Poster presented at the Gordon Conference on Visualization in Science and Education, July 22, 2013

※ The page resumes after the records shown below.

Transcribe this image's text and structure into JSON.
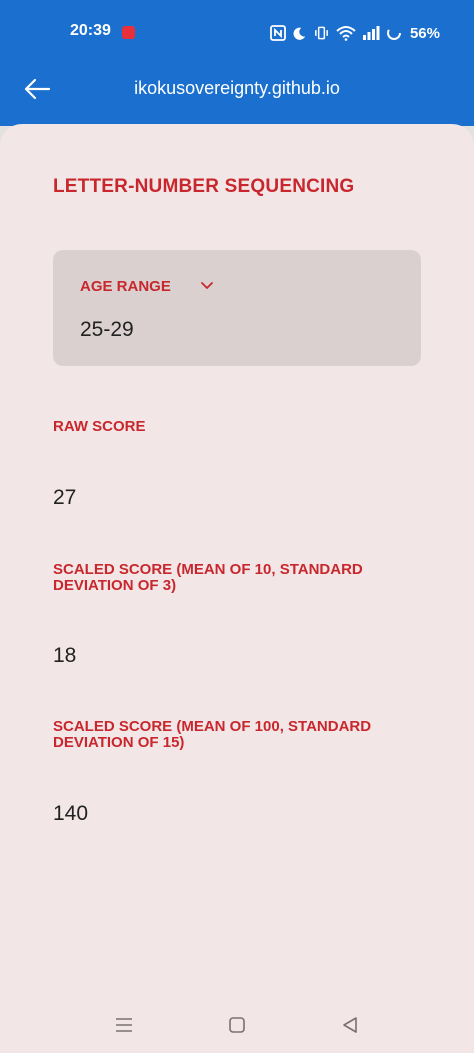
{
  "status_bar": {
    "time": "20:39",
    "battery": "56%",
    "icons": [
      "nfc-icon",
      "do-not-disturb-icon",
      "vibrate-icon",
      "wifi-icon",
      "signal-icon",
      "battery-icon"
    ]
  },
  "header": {
    "back_icon": "arrow-left-icon",
    "url": "ikokusovereignty.github.io"
  },
  "main": {
    "title": "LETTER-NUMBER SEQUENCING",
    "age_range": {
      "label": "AGE RANGE",
      "value": "25-29",
      "icon": "chevron-down-icon"
    },
    "fields": [
      {
        "label": "RAW SCORE",
        "value": "27"
      },
      {
        "label": "SCALED SCORE (MEAN OF 10, STANDARD DEVIATION OF 3)",
        "value": "18"
      },
      {
        "label": "SCALED SCORE (MEAN OF 100, STANDARD DEVIATION OF 15)",
        "value": "140"
      }
    ]
  },
  "system_nav": {
    "icons": [
      "recents-icon",
      "home-icon",
      "back-triangle-icon"
    ]
  },
  "colors": {
    "header_bg": "#1a6fcf",
    "sheet_bg": "#f3e6e7",
    "accent_red": "#c8282d",
    "card_bg": "#dad0d0"
  }
}
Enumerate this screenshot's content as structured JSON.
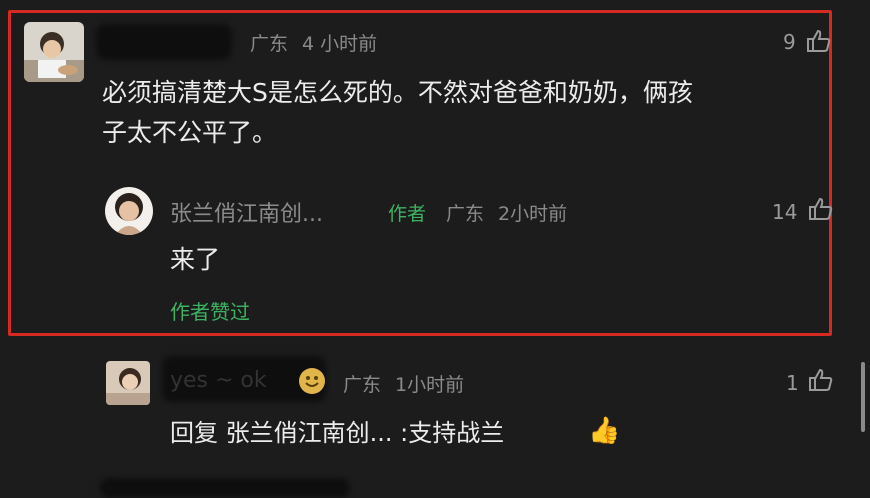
{
  "comments": [
    {
      "region": "广东",
      "time": "4 小时前",
      "likes": "9",
      "text_line1": "必须搞清楚大S是怎么死的。不然对爸爸和奶奶，俩孩",
      "text_line2": "子太不公平了。"
    }
  ],
  "reply": {
    "username": "张兰俏江南创...",
    "author_tag": "作者",
    "region": "广东",
    "time": "2小时前",
    "likes": "14",
    "text": "来了",
    "author_liked": "作者赞过"
  },
  "reply2": {
    "username": "yes ~ ok",
    "region": "广东",
    "time": "1小时前",
    "likes": "1",
    "text": "回复 张兰俏江南创... :支持战兰",
    "emoji": "👍"
  },
  "colors": {
    "highlight": "#d42a22",
    "author_green": "#3db361",
    "background": "#1c1c1c"
  }
}
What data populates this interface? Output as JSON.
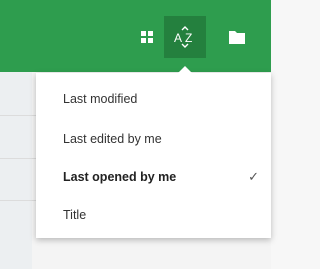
{
  "toolbar": {
    "accent_color": "#2e9d4e",
    "active_button_color": "#24803e",
    "buttons": [
      {
        "icon": "grid-view-icon"
      },
      {
        "icon": "sort-az-icon"
      },
      {
        "icon": "folder-icon"
      }
    ]
  },
  "sort_menu": {
    "items": [
      {
        "label": "Last modified",
        "selected": false
      },
      {
        "label": "Last edited by me",
        "selected": false
      },
      {
        "label": "Last opened by me",
        "selected": true
      },
      {
        "label": "Title",
        "selected": false
      }
    ],
    "checkmark": "✓"
  }
}
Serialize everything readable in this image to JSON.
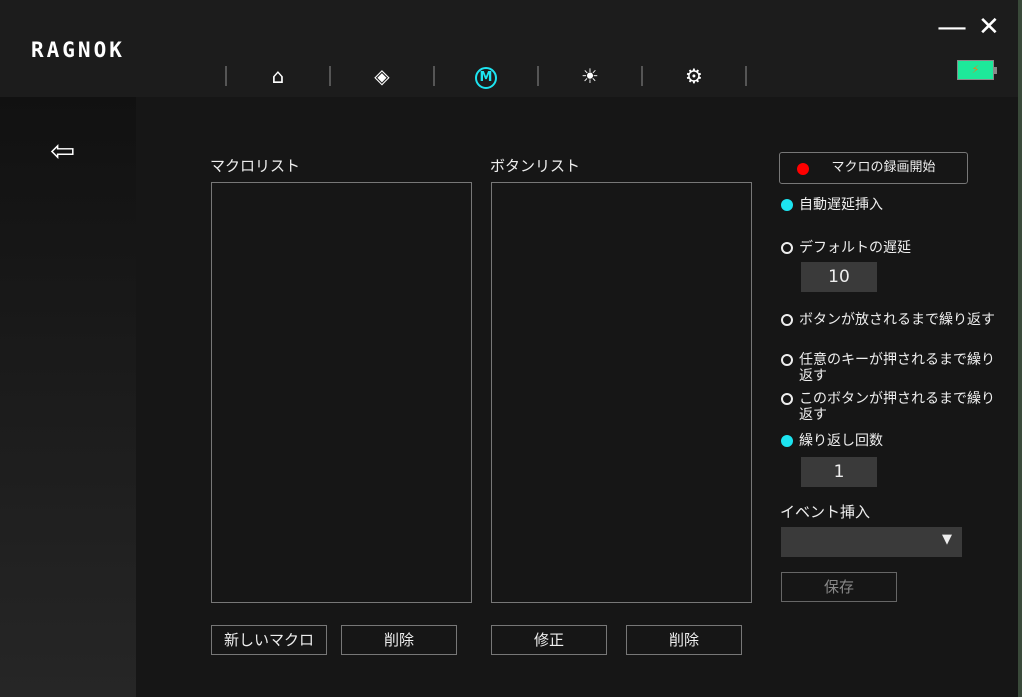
{
  "app": {
    "logo": "RAGNOK",
    "minimize": "—",
    "close": "✕",
    "battery_icon": "⚡"
  },
  "nav": [
    {
      "name": "home",
      "glyph": "⌂"
    },
    {
      "name": "dpad",
      "glyph": "◈"
    },
    {
      "name": "macro",
      "glyph": "M"
    },
    {
      "name": "lighting",
      "glyph": "☀"
    },
    {
      "name": "settings",
      "glyph": "⚙"
    }
  ],
  "sidebar": {
    "exit_glyph": "⇦"
  },
  "macro_list": {
    "title": "マクロリスト",
    "new_button": "新しいマクロ",
    "delete_button": "削除"
  },
  "button_list": {
    "title": "ボタンリスト",
    "edit_button": "修正",
    "delete_button": "削除"
  },
  "options": {
    "record_button": "マクロの録画開始",
    "auto_delay": "自動遅延挿入",
    "default_delay": "デフォルトの遅延",
    "default_delay_value": "10",
    "repeat_until_released": "ボタンが放されるまで繰り返す",
    "repeat_until_any_key": "任意のキーが押されるまで繰り返す",
    "repeat_until_this_button": "このボタンが押されるまで繰り返す",
    "repeat_count": "繰り返し回数",
    "repeat_count_value": "1",
    "event_insert": "イベント挿入",
    "save_button": "保存"
  },
  "colors": {
    "accent": "#1de4f0",
    "record": "#ff0000",
    "battery": "#1de89a"
  }
}
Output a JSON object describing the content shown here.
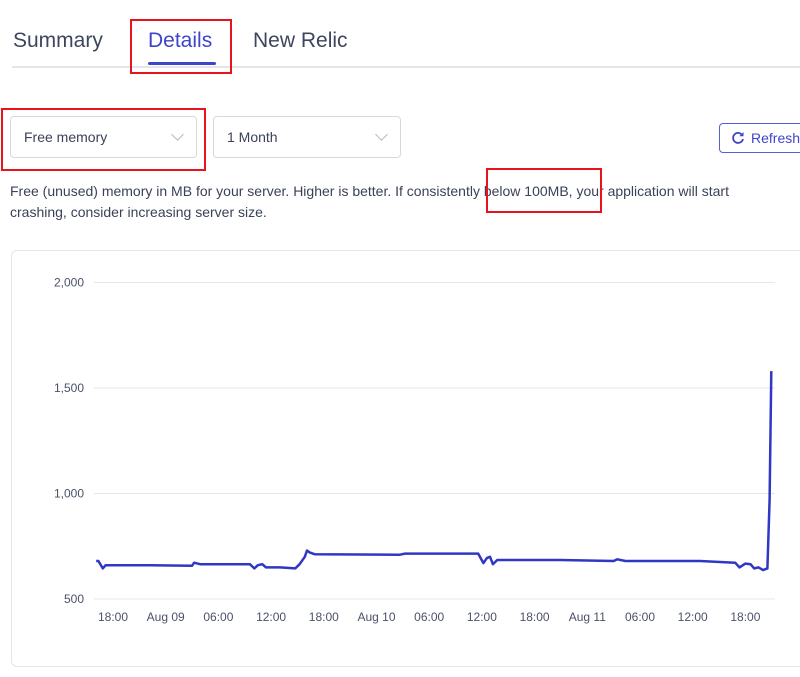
{
  "tabs": [
    {
      "label": "Summary",
      "active": false
    },
    {
      "label": "Details",
      "active": true
    },
    {
      "label": "New Relic",
      "active": false
    }
  ],
  "controls": {
    "metric_select": {
      "value": "Free memory",
      "icon": "chevron-down-icon"
    },
    "range_select": {
      "value": "1 Month",
      "icon": "chevron-down-icon"
    },
    "refresh_button": {
      "label": "Refresh",
      "icon": "refresh-icon"
    }
  },
  "description": "Free (unused) memory in MB for your server. Higher is better. If consistently below 100MB, your application will start crashing, consider increasing server size.",
  "colors": {
    "accent": "#3f45c9",
    "line": "#2f37c4",
    "highlight": "#e8141b"
  },
  "chart_data": {
    "type": "line",
    "title": "",
    "xlabel": "",
    "ylabel": "",
    "ylim": [
      500,
      2000
    ],
    "yticks": [
      {
        "v": 500,
        "label": "500"
      },
      {
        "v": 1000,
        "label": "1,000"
      },
      {
        "v": 1500,
        "label": "1,500"
      },
      {
        "v": 2000,
        "label": "2,000"
      }
    ],
    "xticks": [
      {
        "t": "08-08 18:00",
        "label": "18:00"
      },
      {
        "t": "08-09 00:00",
        "label": "Aug 09"
      },
      {
        "t": "08-09 06:00",
        "label": "06:00"
      },
      {
        "t": "08-09 12:00",
        "label": "12:00"
      },
      {
        "t": "08-09 18:00",
        "label": "18:00"
      },
      {
        "t": "08-10 00:00",
        "label": "Aug 10"
      },
      {
        "t": "08-10 06:00",
        "label": "06:00"
      },
      {
        "t": "08-10 12:00",
        "label": "12:00"
      },
      {
        "t": "08-10 18:00",
        "label": "18:00"
      },
      {
        "t": "08-11 00:00",
        "label": "Aug 11"
      },
      {
        "t": "08-11 06:00",
        "label": "06:00"
      },
      {
        "t": "08-11 12:00",
        "label": "12:00"
      },
      {
        "t": "08-11 18:00",
        "label": "18:00"
      }
    ],
    "grid": true,
    "series": [
      {
        "points": [
          [
            "08-08 16:05",
            680
          ],
          [
            "08-08 16:20",
            680
          ],
          [
            "08-08 16:50",
            645
          ],
          [
            "08-08 17:10",
            660
          ],
          [
            "08-08 22:15",
            660
          ],
          [
            "08-09 03:00",
            658
          ],
          [
            "08-09 03:15",
            672
          ],
          [
            "08-09 03:55",
            665
          ],
          [
            "08-09 09:35",
            665
          ],
          [
            "08-09 10:05",
            645
          ],
          [
            "08-09 10:30",
            660
          ],
          [
            "08-09 11:00",
            665
          ],
          [
            "08-09 11:25",
            650
          ],
          [
            "08-09 13:00",
            650
          ],
          [
            "08-09 14:45",
            645
          ],
          [
            "08-09 15:15",
            665
          ],
          [
            "08-09 15:50",
            700
          ],
          [
            "08-09 16:05",
            730
          ],
          [
            "08-09 16:25",
            720
          ],
          [
            "08-09 17:00",
            712
          ],
          [
            "08-10 02:40",
            710
          ],
          [
            "08-10 03:15",
            715
          ],
          [
            "08-10 11:35",
            715
          ],
          [
            "08-10 12:10",
            670
          ],
          [
            "08-10 12:35",
            695
          ],
          [
            "08-10 12:55",
            700
          ],
          [
            "08-10 13:15",
            665
          ],
          [
            "08-10 13:45",
            685
          ],
          [
            "08-10 20:55",
            685
          ],
          [
            "08-11 03:00",
            680
          ],
          [
            "08-11 03:25",
            688
          ],
          [
            "08-11 04:20",
            680
          ],
          [
            "08-11 12:50",
            680
          ],
          [
            "08-11 16:50",
            672
          ],
          [
            "08-11 17:20",
            650
          ],
          [
            "08-11 18:00",
            668
          ],
          [
            "08-11 18:35",
            665
          ],
          [
            "08-11 19:00",
            645
          ],
          [
            "08-11 19:30",
            650
          ],
          [
            "08-11 20:00",
            637
          ],
          [
            "08-11 20:30",
            645
          ],
          [
            "08-11 20:45",
            970
          ],
          [
            "08-11 20:57",
            1580
          ]
        ]
      }
    ]
  }
}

This poster was aimed at an interdisciplinary audience who work on all sorts of visualizations across all fields of science and science education. It reports the findings from a study in which we used eye-tracking and video-taped think aloud interviews to study how geoscience novices and experts interpret topographic and bathymetric data visualizations. The novices were undergraduates in the psychology participant pool at Temple University and the experts were researchers at Lamont-Doherty Earth Observatory with at least 10 years of experience. Not surprisingly, the novices and experts differed enormously on how well they interpreted the data. Somewhat more surprisingly, there were only subtle differences in how they explored the data visually. For example, when looking at a global map, the novices tended to dwell on the familiar continents rather than the unfamiliar seafloor. Experts invested their looking-time more evenly across the map as a whole.